View category web

Toying with CSS3 text-shadow

So I bought Andy Clarke’s “Hardboiled Web Design” lately and have been devouring and savouring it over the past week or so. I’ve only a chapter or two left, so once I’m done I’ll write a full review. So far, it is without doubt THE (pronounced ‘thee’) web design book du jour and a must read for everyone in the industry. Between Andy, Dan Cederholm over at Simple Bits and Chris Coyier on CSS Tricks*, I’ve been feeling the CSS3 love.

I was reading an article on swissmiss this evening which mentioned a font called Champion Gothic by Hoefler & Frere-Jones. I visited the site to have a look and in the carousel showcasing the font, there was an image that made me stop and have think. I’ve taken a screen shot here:


It reminded me of doing our Linocuts and Silkscreen prints years ago in school, so I wondered if, in using the latest and greatest CSS3 techniques, I could replicate this effect. So here’s a small demo of how I achieved it.

NB: I’m not, in ANY way, going to attempt to make this work on older browsers. If you’re not viewing this site in Chrome, Safari, Firefox or IE9, then sorry, it’s not going to work.

So to start, I need a simple HTML page to which I’ve added a section element with the text I want to display in a paragraph tag:


Nice and simple, not too much taxingness (I know. I made that word up). Next we need to apply the styles. First off, I wanted to choose a typeface, so I used one of Google’s freely available typefaces:

<link href='' rel='stylesheet'>

Anton’s a nice narrow form of impact sans-serif typeface. In all uppercase, it’s not quite the same as the Champion Gothic sample we saw earlier, but close enough for the purpose of this demonstration.

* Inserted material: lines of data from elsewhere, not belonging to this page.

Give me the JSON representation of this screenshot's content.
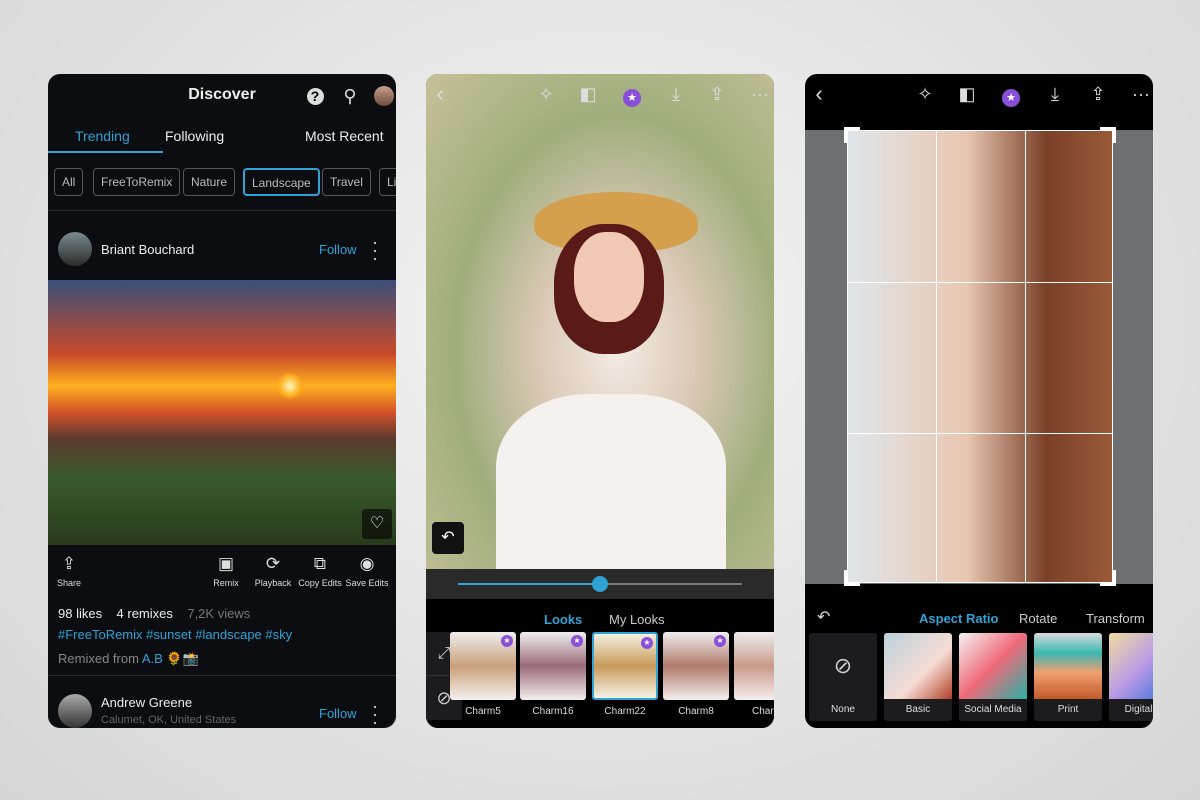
{
  "discover": {
    "title": "Discover",
    "tabs": [
      "Trending",
      "Following",
      "Most Recent"
    ],
    "active_tab": "Trending",
    "chips": [
      "All",
      "FreeToRemix",
      "Nature",
      "Landscape",
      "Travel",
      "Li"
    ],
    "active_chip": "Landscape",
    "post": {
      "author": "Briant Bouchard",
      "follow": "Follow",
      "actions": [
        "Share",
        "Remix",
        "Playback",
        "Copy Edits",
        "Save Edits"
      ],
      "likes": "98 likes",
      "remixes": "4 remixes",
      "views": "7,2K views",
      "tags": "#FreeToRemix #sunset #landscape #sky",
      "remixed_prefix": "Remixed from",
      "remixed_user": "A.B",
      "emoji": "🌻📸"
    },
    "next": {
      "author": "Andrew Greene",
      "location": "Calumet, OK, United States",
      "follow": "Follow"
    }
  },
  "looks": {
    "tabs": [
      "Looks",
      "My Looks"
    ],
    "active_tab": "Looks",
    "items": [
      "Charm5",
      "Charm16",
      "Charm22",
      "Charm8",
      "Charm"
    ],
    "selected": "Charm22",
    "slider_value": 0.5
  },
  "crop": {
    "tabs": [
      "Aspect Ratio",
      "Rotate",
      "Transform"
    ],
    "active_tab": "Aspect Ratio",
    "items": [
      "None",
      "Basic",
      "Social Media",
      "Print",
      "Digital A"
    ]
  },
  "colors": {
    "accent": "#2ea3d6",
    "premium": "#8a4fd8"
  }
}
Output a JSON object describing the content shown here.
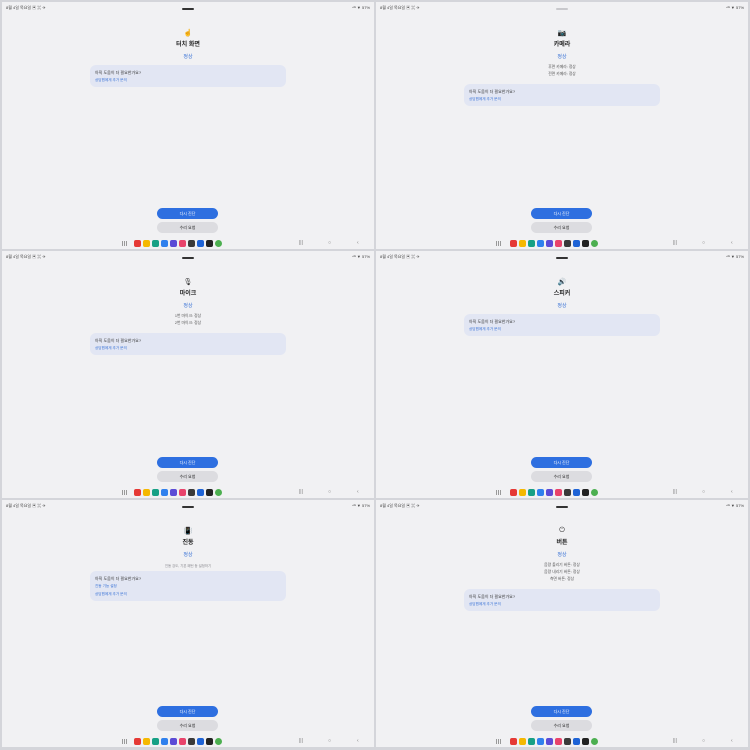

So we have our typeface and we have our markup, let’s start applying styles.

html {
    text-align: center;
    background: rgb(180,170,160);

    margin: 0 auto;
    width: 960px;

section {
    margin: 50px;
    padding: 15px 50px 40px 50px;
    position: relative;
    width: 800px;
    height: 300px;
    background: rgb(83,70,70);

Ok, first things first. I always like to make sure that my html wrapper, coupled with the body tags, allow me to position my content nicely in the center of the page. People don’t always agree with me on this, but I like to do it. It’s like my safety blanket. But what, wait, what’s that? You didn’t know you can use the html tag in your style sheet?! Mais biensûr! It’s a block level element isn’t it? Of course you can. Also, fixing the width of the html and using the body tag as a center aligned column removes the necessity for all those nasty div’s with id’s like ‘wrapper’ and ‘container’. Yuck!

Our section tag is then created with a bit of a margin, a bit of padding, a bit of a height and width and a nice background colour. I always used to use hex colour-types, but since I discovered opacity settings, I much prefer using rgb values. They’re no easier nor difficult to use than hex values. I’m also lazy, which is why I use the ‘background’ style attribute as opposed to ‘background-color’. Imagine I added an image to that style, I’d have to go back and delete the text ‘-color’!!! Ugh, so much hassle.

Anywho, moving on. Now that we have our structure in place, I need some styles for my text. There are a few shortcuts in here which are brilliant.

One of the things I’ve always loved about text shadows, even in PhotoShop, is that if you set the blur to zero, you effectively get a duplicate of the text you have inserted. Also, one of the lovely things about CSS opacity is an element’s opacity can be set to zero (invisible) yet it will still cast a box or text shadow, and that’s what we’re going to use here.

section p {
    font-family: 'Anton';
    font-size: 6em;
    font-weight: bold;
    text-shadow: 8px 4px 0 rgba(194,177,145,1);
    color: rgba(60,40,20,0.45);
    text-transform: uppercase;
    letter-spacing: 0.2em;

What are we doing here. It’s really very simple. We’ve used our Google Font, given the text a nice large size and made it bold. Now, we’ve given our text a text-shadow with no blur, which is the kind of ‘prime print’ of our effect. Next we applied the ‘offset print’ of our effect and lowered the opacity so that the background colour and the text-shadow colour can be seen through it. Next we force the text into uppercase and add a little letter-spacing so the effect isn’t looking so cramped.

In the end, it’s just a bit of fun and a proof of concept, but I’m really glad these techniques are available to us. Yes, if you’re looking at the result in an older browser, you’ll only see the dark color of the text, but hey, that’s not why we did it, is it?!

View a demo of this effect here.